Maplewood Township officials are considering changes to the Township code governing commercial lawn signs, spurred by the proliferation of a certain blue map pin-shaped sign in local yards.
In September, WhoWeUse co-founders John Garbarino and Spencer Ante appeared at a Township Committee meeting to protest the fact that friends who had been sporting the signs on their lawns were issued summons by the Township.
Township Committee members said they would consider changing the code; the issue was referred to the Code Enforcement Committee, which is chaired by Committeewoman India Larrier.
Larrier reported on the Code Enforcement Committee’s work regarding signage at the Township Committee’s December 16 meeting. (View the discussion at 1:35:30 in the video below).
Currently, on-site contractors such as painters or roofers are allowed to display their signs on a customer’s lawn while they are performing the work on premises — and for a brief period afterward. Section 271-56 G of the code reads, in pertinent part, as follows:
Graphics identifying the sale, rental or lease of the premises on which located and an artisan or contractor identification while at work on the premises, subject to a maximum graphic area of six square feet with a width of no greater than 28 inches in the R-1-7 through R-2-4 and RGA Districts and nine square feet in all other districts. In addition, one sign rider no more than six inches in height may be added. Ground graphic provisions shall apply.

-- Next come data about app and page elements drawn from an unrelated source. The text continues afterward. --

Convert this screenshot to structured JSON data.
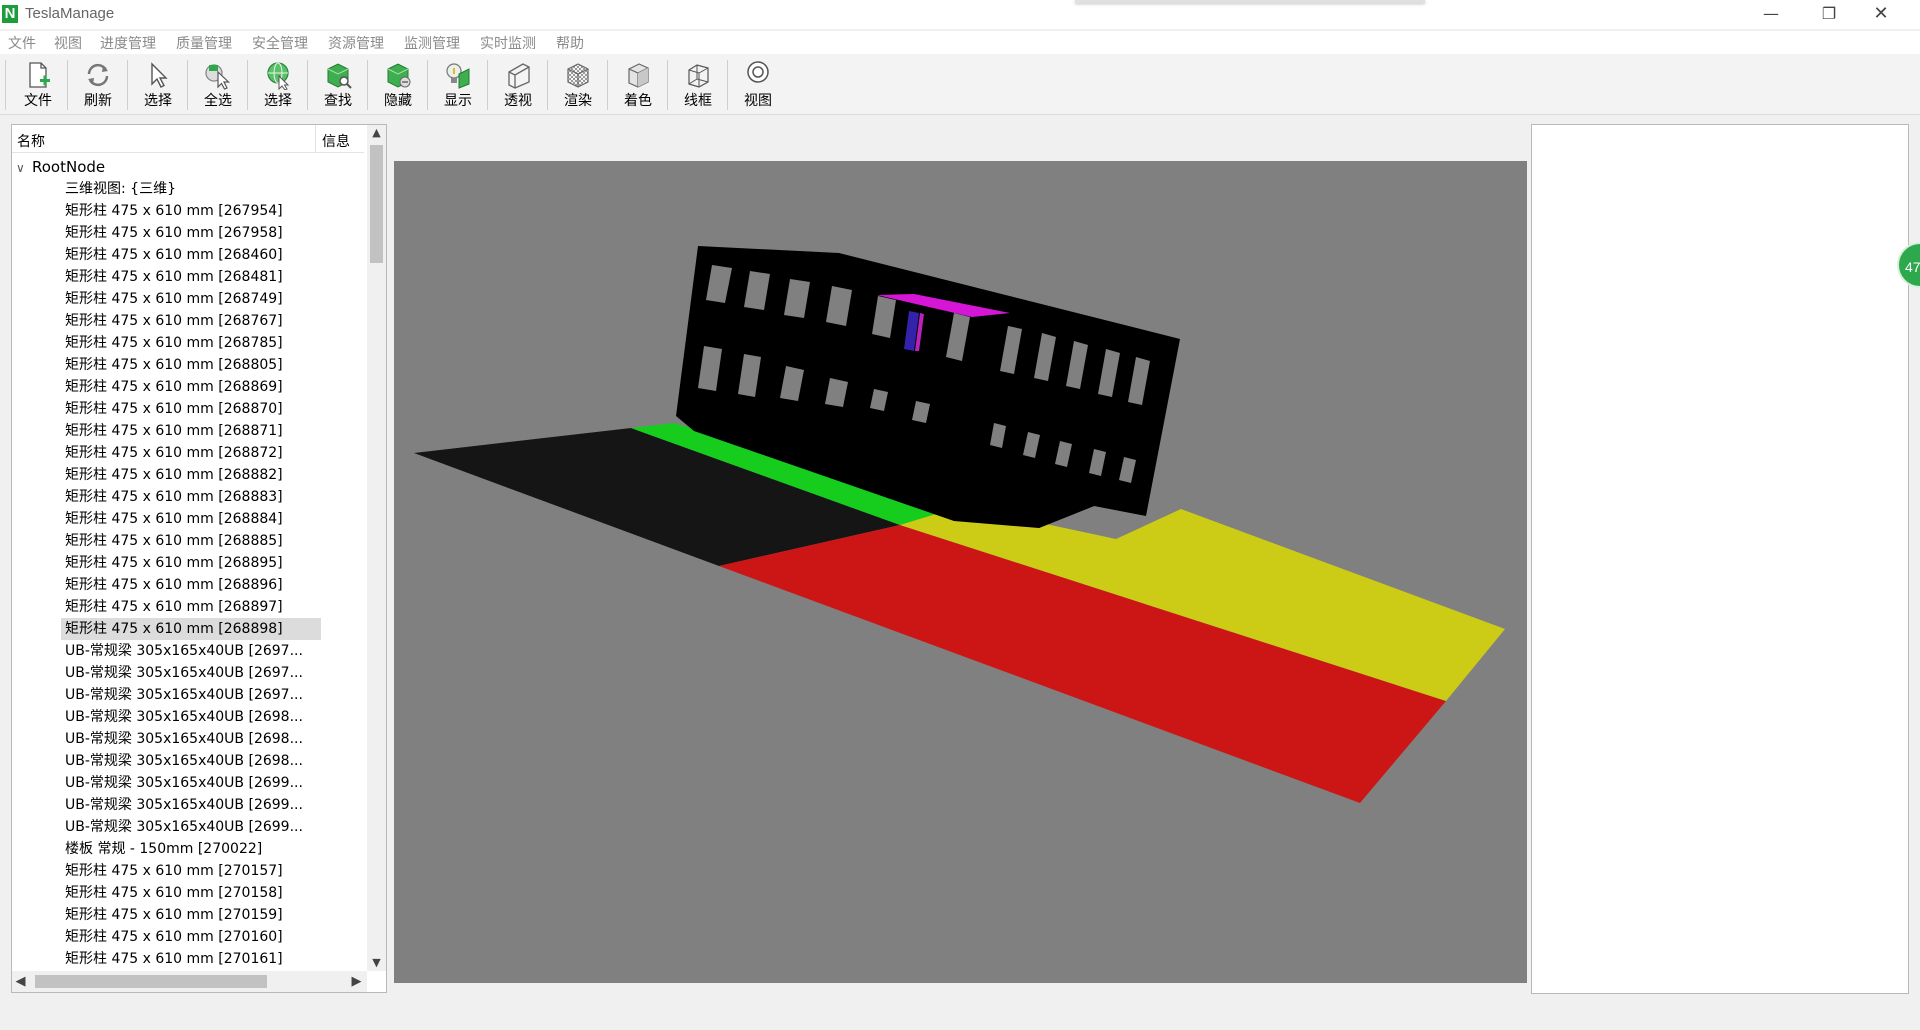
{
  "app": {
    "logo_letter": "N",
    "title": "TeslaManage",
    "minimize": "—",
    "maximize": "❐",
    "close": "✕"
  },
  "menu": [
    "文件",
    "视图",
    "进度管理",
    "质量管理",
    "安全管理",
    "资源管理",
    "监测管理",
    "实时监测",
    "帮助"
  ],
  "toolbar": [
    {
      "label": "文件",
      "icon": "new-file-icon"
    },
    {
      "label": "刷新",
      "icon": "refresh-icon"
    },
    {
      "label": "选择",
      "icon": "pointer-icon"
    },
    {
      "label": "全选",
      "icon": "select-all-icon"
    },
    {
      "label": "选择",
      "icon": "select-globe-icon"
    },
    {
      "label": "查找",
      "icon": "find-icon"
    },
    {
      "label": "隐藏",
      "icon": "hide-icon"
    },
    {
      "label": "显示",
      "icon": "show-icon"
    },
    {
      "label": "透视",
      "icon": "perspective-icon"
    },
    {
      "label": "渲染",
      "icon": "render-icon"
    },
    {
      "label": "着色",
      "icon": "shade-icon"
    },
    {
      "label": "线框",
      "icon": "wireframe-icon"
    },
    {
      "label": "视图",
      "icon": "view-icon"
    }
  ],
  "tree": {
    "col_name": "名称",
    "col_info": "信息",
    "root": "RootNode",
    "items": [
      "三维视图: {三维}",
      "矩形柱 475 x 610 mm [267954]",
      "矩形柱 475 x 610 mm [267958]",
      "矩形柱 475 x 610 mm [268460]",
      "矩形柱 475 x 610 mm [268481]",
      "矩形柱 475 x 610 mm [268749]",
      "矩形柱 475 x 610 mm [268767]",
      "矩形柱 475 x 610 mm [268785]",
      "矩形柱 475 x 610 mm [268805]",
      "矩形柱 475 x 610 mm [268869]",
      "矩形柱 475 x 610 mm [268870]",
      "矩形柱 475 x 610 mm [268871]",
      "矩形柱 475 x 610 mm [268872]",
      "矩形柱 475 x 610 mm [268882]",
      "矩形柱 475 x 610 mm [268883]",
      "矩形柱 475 x 610 mm [268884]",
      "矩形柱 475 x 610 mm [268885]",
      "矩形柱 475 x 610 mm [268895]",
      "矩形柱 475 x 610 mm [268896]",
      "矩形柱 475 x 610 mm [268897]",
      "矩形柱 475 x 610 mm [268898]",
      "UB-常规梁 305x165x40UB [2697...",
      "UB-常规梁 305x165x40UB [2697...",
      "UB-常规梁 305x165x40UB [2697...",
      "UB-常规梁 305x165x40UB [2698...",
      "UB-常规梁 305x165x40UB [2698...",
      "UB-常规梁 305x165x40UB [2698...",
      "UB-常规梁 305x165x40UB [2699...",
      "UB-常规梁 305x165x40UB [2699...",
      "UB-常规梁 305x165x40UB [2699...",
      "楼板 常规 - 150mm [270022]",
      "矩形柱 475 x 610 mm [270157]",
      "矩形柱 475 x 610 mm [270158]",
      "矩形柱 475 x 610 mm [270159]",
      "矩形柱 475 x 610 mm [270160]",
      "矩形柱 475 x 610 mm [270161]"
    ],
    "selected_index": 20
  },
  "viewport": {
    "background": "#808080",
    "zone_colors": {
      "dark": "#151515",
      "green": "#16cc1c",
      "yellow": "#cccc16",
      "red": "#cc1616",
      "building": "#000000",
      "highlight": "#d616d6"
    }
  },
  "badge": {
    "text": "47"
  }
}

Graphics must he removed within three business days after closing of title or lease or the reason for the graphic has ceased.

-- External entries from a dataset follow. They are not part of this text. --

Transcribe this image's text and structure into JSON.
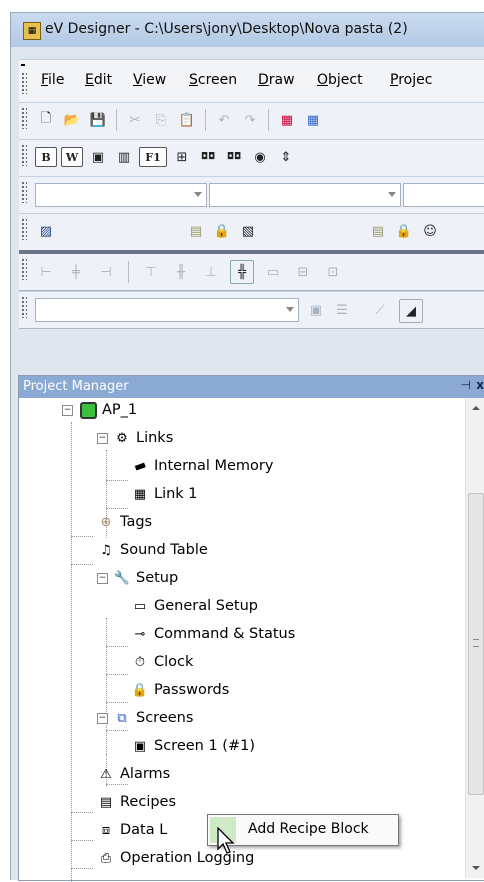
{
  "window": {
    "title": "eV Designer - C:\\Users\\jony\\Desktop\\Nova pasta (2)"
  },
  "menu": [
    {
      "label": "File",
      "underline": "F",
      "rest": "ile"
    },
    {
      "label": "Edit",
      "underline": "E",
      "rest": "dit"
    },
    {
      "label": "View",
      "underline": "V",
      "rest": "iew"
    },
    {
      "label": "Screen",
      "underline": "S",
      "rest": "creen"
    },
    {
      "label": "Draw",
      "underline": "D",
      "rest": "raw"
    },
    {
      "label": "Object",
      "underline": "O",
      "rest": "bject"
    },
    {
      "label": "Project",
      "underline": "P",
      "rest": "rojec"
    }
  ],
  "toolbar2": {
    "b_label": "B",
    "w_label": "W",
    "f1_label": "F1"
  },
  "project_manager": {
    "title": "Project Manager",
    "pin_glyph": "⊣",
    "close_glyph": "x",
    "tree": {
      "ap": "AP_1",
      "links": "Links",
      "internal_memory": "Internal Memory",
      "link1": "Link 1",
      "tags": "Tags",
      "sound_table": "Sound Table",
      "setup": "Setup",
      "general_setup": "General Setup",
      "command_status": "Command & Status",
      "clock": "Clock",
      "passwords": "Passwords",
      "screens": "Screens",
      "screen1": "Screen 1 (#1)",
      "alarms": "Alarms",
      "recipes": "Recipes",
      "data_logging": "Data L",
      "operation_logging": "Operation Logging"
    }
  },
  "context_menu": {
    "add_recipe_block": "Add Recipe Block"
  }
}
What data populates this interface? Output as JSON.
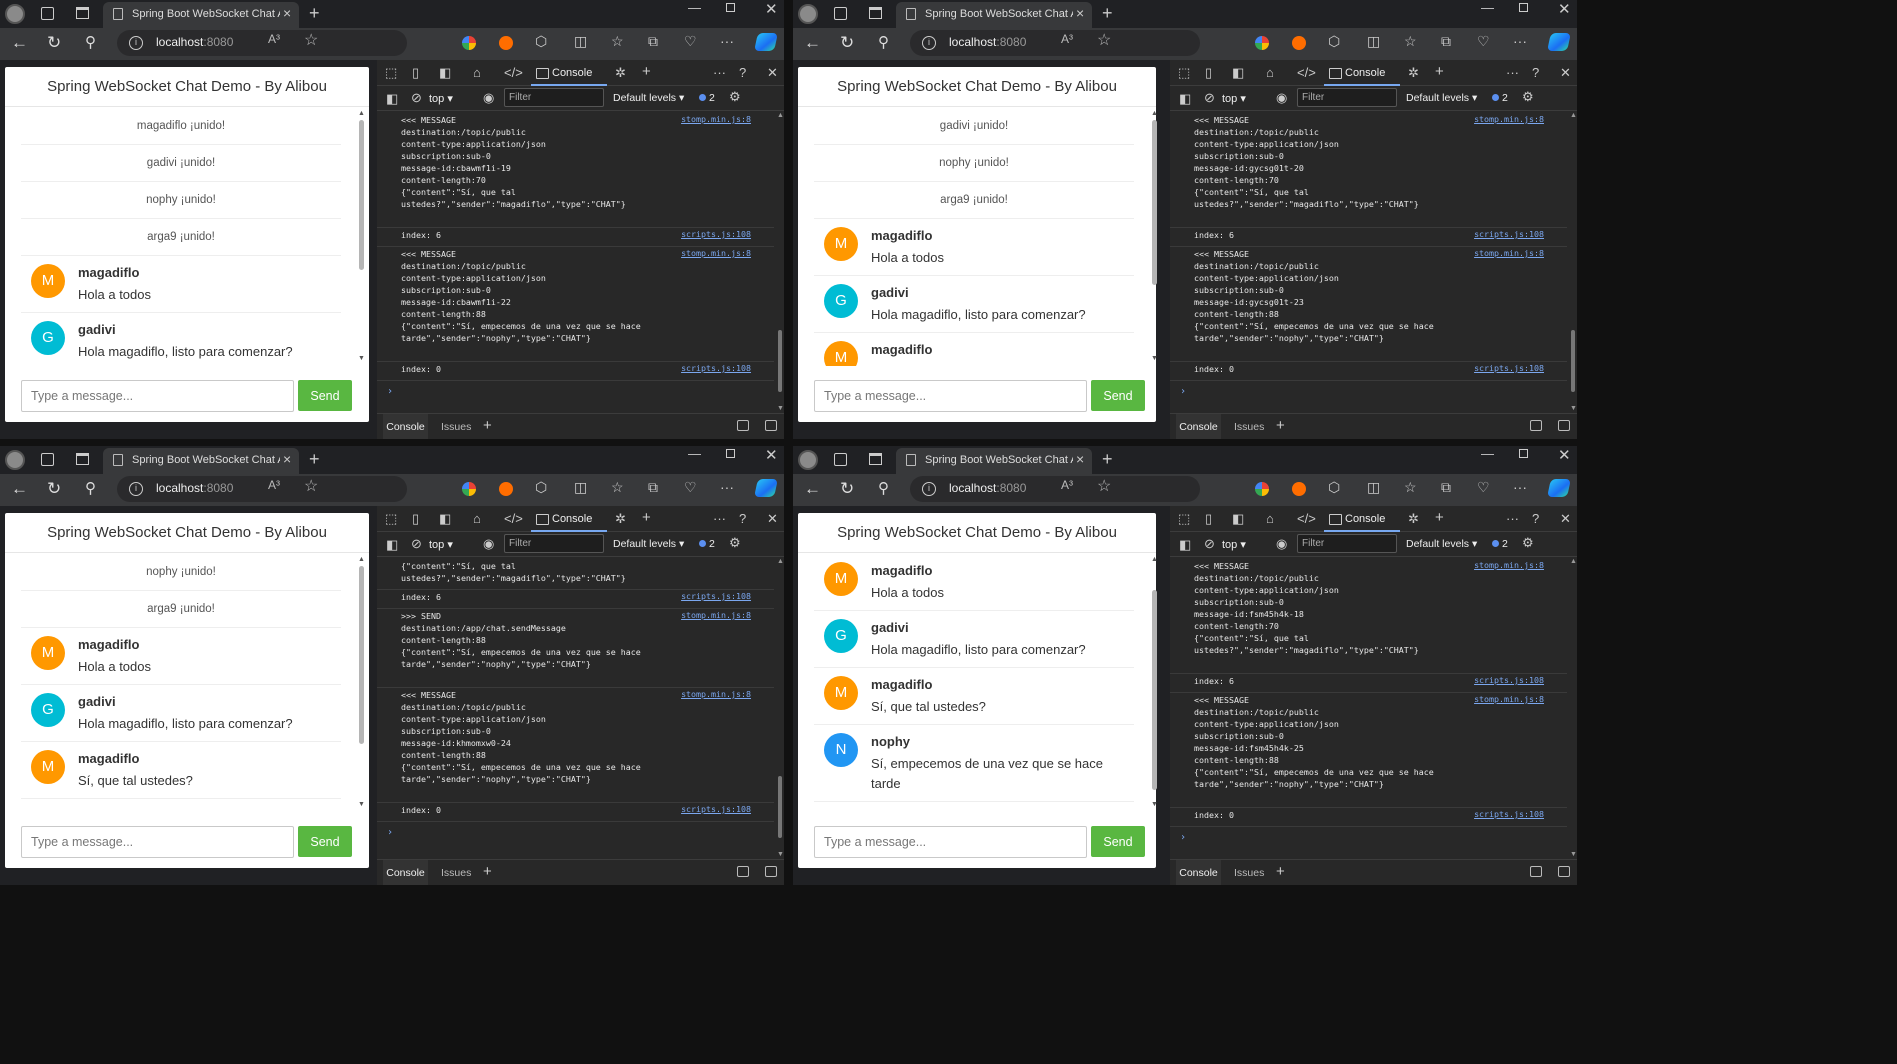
{
  "browser": {
    "tab_title": "Spring Boot WebSocket Chat App",
    "url_host": "localhost",
    "url_port": ":8080",
    "read_aloud": "A³"
  },
  "app": {
    "title": "Spring WebSocket Chat Demo - By Alibou",
    "input_placeholder": "Type a message...",
    "send_label": "Send"
  },
  "colors": {
    "orange": "#ff9800",
    "teal": "#00bcd4",
    "blue": "#2196f3",
    "send": "#59b741"
  },
  "devtools": {
    "console_tab": "Console",
    "top": "top",
    "filter": "Filter",
    "levels": "Default levels",
    "issues_count": "2",
    "bottom_console": "Console",
    "bottom_issues": "Issues",
    "src_stomp": "stomp.min.js:8",
    "src_scripts": "scripts.js:108"
  },
  "windows": [
    {
      "chat": [
        {
          "kind": "event",
          "text": "magadiflo ¡unido!"
        },
        {
          "kind": "event",
          "text": "gadivi ¡unido!"
        },
        {
          "kind": "event",
          "text": "nophy ¡unido!"
        },
        {
          "kind": "event",
          "text": "arga9 ¡unido!"
        },
        {
          "kind": "msg",
          "initial": "M",
          "color": "orange",
          "sender": "magadiflo",
          "text": "Hola a todos"
        },
        {
          "kind": "msg",
          "initial": "G",
          "color": "teal",
          "sender": "gadivi",
          "text": "Hola magadiflo, listo para comenzar?"
        }
      ],
      "log": [
        {
          "src": "stomp",
          "lines": [
            "<<< MESSAGE",
            "destination:/topic/public",
            "content-type:application/json",
            "subscription:sub-0",
            "message-id:cbawmf1i-19",
            "content-length:70",
            "",
            "{\"content\":\"Sí, que tal",
            "ustedes?\",\"sender\":\"magadiflo\",\"type\":\"CHAT\"}"
          ]
        },
        {
          "src": "scripts",
          "lines": [
            "index: 6"
          ]
        },
        {
          "src": "stomp",
          "lines": [
            "<<< MESSAGE",
            "destination:/topic/public",
            "content-type:application/json",
            "subscription:sub-0",
            "message-id:cbawmf1i-22",
            "content-length:88",
            "",
            "{\"content\":\"Sí, empecemos de una vez que se hace",
            "tarde\",\"sender\":\"nophy\",\"type\":\"CHAT\"}"
          ]
        },
        {
          "src": "scripts",
          "lines": [
            "index: 0"
          ]
        }
      ]
    },
    {
      "chat": [
        {
          "kind": "event",
          "text": "gadivi ¡unido!"
        },
        {
          "kind": "event",
          "text": "nophy ¡unido!"
        },
        {
          "kind": "event",
          "text": "arga9 ¡unido!"
        },
        {
          "kind": "msg",
          "initial": "M",
          "color": "orange",
          "sender": "magadiflo",
          "text": "Hola a todos"
        },
        {
          "kind": "msg",
          "initial": "G",
          "color": "teal",
          "sender": "gadivi",
          "text": "Hola magadiflo, listo para comenzar?"
        },
        {
          "kind": "msg",
          "initial": "M",
          "color": "orange",
          "sender": "magadiflo",
          "text": ""
        }
      ],
      "log": [
        {
          "src": "stomp",
          "lines": [
            "<<< MESSAGE",
            "destination:/topic/public",
            "content-type:application/json",
            "subscription:sub-0",
            "message-id:gycsg01t-20",
            "content-length:70",
            "",
            "{\"content\":\"Sí, que tal",
            "ustedes?\",\"sender\":\"magadiflo\",\"type\":\"CHAT\"}"
          ]
        },
        {
          "src": "scripts",
          "lines": [
            "index: 6"
          ]
        },
        {
          "src": "stomp",
          "lines": [
            "<<< MESSAGE",
            "destination:/topic/public",
            "content-type:application/json",
            "subscription:sub-0",
            "message-id:gycsg01t-23",
            "content-length:88",
            "",
            "{\"content\":\"Sí, empecemos de una vez que se hace",
            "tarde\",\"sender\":\"nophy\",\"type\":\"CHAT\"}"
          ]
        },
        {
          "src": "scripts",
          "lines": [
            "index: 0"
          ]
        }
      ]
    },
    {
      "chat": [
        {
          "kind": "event",
          "text": "nophy ¡unido!"
        },
        {
          "kind": "event",
          "text": "arga9 ¡unido!"
        },
        {
          "kind": "msg",
          "initial": "M",
          "color": "orange",
          "sender": "magadiflo",
          "text": "Hola a todos"
        },
        {
          "kind": "msg",
          "initial": "G",
          "color": "teal",
          "sender": "gadivi",
          "text": "Hola magadiflo, listo para comenzar?"
        },
        {
          "kind": "msg",
          "initial": "M",
          "color": "orange",
          "sender": "magadiflo",
          "text": "Sí, que tal ustedes?"
        }
      ],
      "log": [
        {
          "src": "",
          "lines": [
            "{\"content\":\"Sí, que tal",
            "ustedes?\",\"sender\":\"magadiflo\",\"type\":\"CHAT\"}"
          ]
        },
        {
          "src": "scripts",
          "lines": [
            "index: 6"
          ]
        },
        {
          "src": "stomp",
          "lines": [
            ">>> SEND",
            "destination:/app/chat.sendMessage",
            "content-length:88",
            "",
            "{\"content\":\"Sí, empecemos de una vez que se hace",
            "tarde\",\"sender\":\"nophy\",\"type\":\"CHAT\"}"
          ]
        },
        {
          "src": "stomp",
          "lines": [
            "<<< MESSAGE",
            "destination:/topic/public",
            "content-type:application/json",
            "subscription:sub-0",
            "message-id:khmomxw0-24",
            "content-length:88",
            "",
            "{\"content\":\"Sí, empecemos de una vez que se hace",
            "tarde\",\"sender\":\"nophy\",\"type\":\"CHAT\"}"
          ]
        },
        {
          "src": "scripts",
          "lines": [
            "index: 0"
          ]
        }
      ]
    },
    {
      "chat": [
        {
          "kind": "msg",
          "initial": "M",
          "color": "orange",
          "sender": "magadiflo",
          "text": "Hola a todos"
        },
        {
          "kind": "msg",
          "initial": "G",
          "color": "teal",
          "sender": "gadivi",
          "text": "Hola magadiflo, listo para comenzar?"
        },
        {
          "kind": "msg",
          "initial": "M",
          "color": "orange",
          "sender": "magadiflo",
          "text": "Sí, que tal ustedes?"
        },
        {
          "kind": "msg",
          "initial": "N",
          "color": "blue",
          "sender": "nophy",
          "text": "Sí, empecemos de una vez que se hace tarde"
        }
      ],
      "log": [
        {
          "src": "stomp",
          "lines": [
            "<<< MESSAGE",
            "destination:/topic/public",
            "content-type:application/json",
            "subscription:sub-0",
            "message-id:fsm45h4k-18",
            "content-length:70",
            "",
            "{\"content\":\"Sí, que tal",
            "ustedes?\",\"sender\":\"magadiflo\",\"type\":\"CHAT\"}"
          ]
        },
        {
          "src": "scripts",
          "lines": [
            "index: 6"
          ]
        },
        {
          "src": "stomp",
          "lines": [
            "<<< MESSAGE",
            "destination:/topic/public",
            "content-type:application/json",
            "subscription:sub-0",
            "message-id:fsm45h4k-25",
            "content-length:88",
            "",
            "{\"content\":\"Sí, empecemos de una vez que se hace",
            "tarde\",\"sender\":\"nophy\",\"type\":\"CHAT\"}"
          ]
        },
        {
          "src": "scripts",
          "lines": [
            "index: 0"
          ]
        }
      ]
    }
  ]
}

There is no allowance in the ordinance for commercial signs for contractors or vendors not at work on the premises. Larrier said that the Code Enforcement Committee discussed perhaps allowing businesses such as WhoWeUse — which is an app providing recommendations for local services — the ability to advertise by allowing a 45-day period where they can affix their sign to a customer’s lawn. A permit would be needed. Larrier noted that the committee was “keeping in mind that we would have to allow any home-based business [the ability] to do the same.”
Mayor Vic DeLuca noted that this potential change was “still in the discussion phase.” He noted that he had had a discussion about it at the Chamber of Commerce board meeting.
Committeeman Jerry Ryan was skeptical about the proposed change, asking, “Why should I be allowed to advertise for my neighbor’s business?”
DeLuca responded, “Because you are using your neighbor’s business…. If you are using the painter and if you are using the app, what is the difference except for the physical presence of the painter?”
Ryan said, “I think that is the difference.”
DeLuca replied, “We are in the computer age and we have to think about whether or not it makes sense to change what we are doing — and it may not.”
At the end of the discussion, the Code Enforcement Committee was charged with looking into how other towns have dealt with this issue, with DeLuca again reminding the Committee and the public that “we’re not close” to deciding on the issue. Town Counsel Roger Desiderio will attend the next Code Enforcement Committee meeting.
Later in an email exchange, Ryan further clarified his comments: “Without some regulation of commercial speech, there’s nothing to prevent someone from covering their lawns and houses and everything with advertising, which would disrupt the residential character of the neighborhood. I don’t think the fact that the sign is advertising an IT based business/virtual business/home based business changes that fact.”
Ryan added, “That said, I think these folks have an interesting business idea and I admire them for their creativity in advertising!”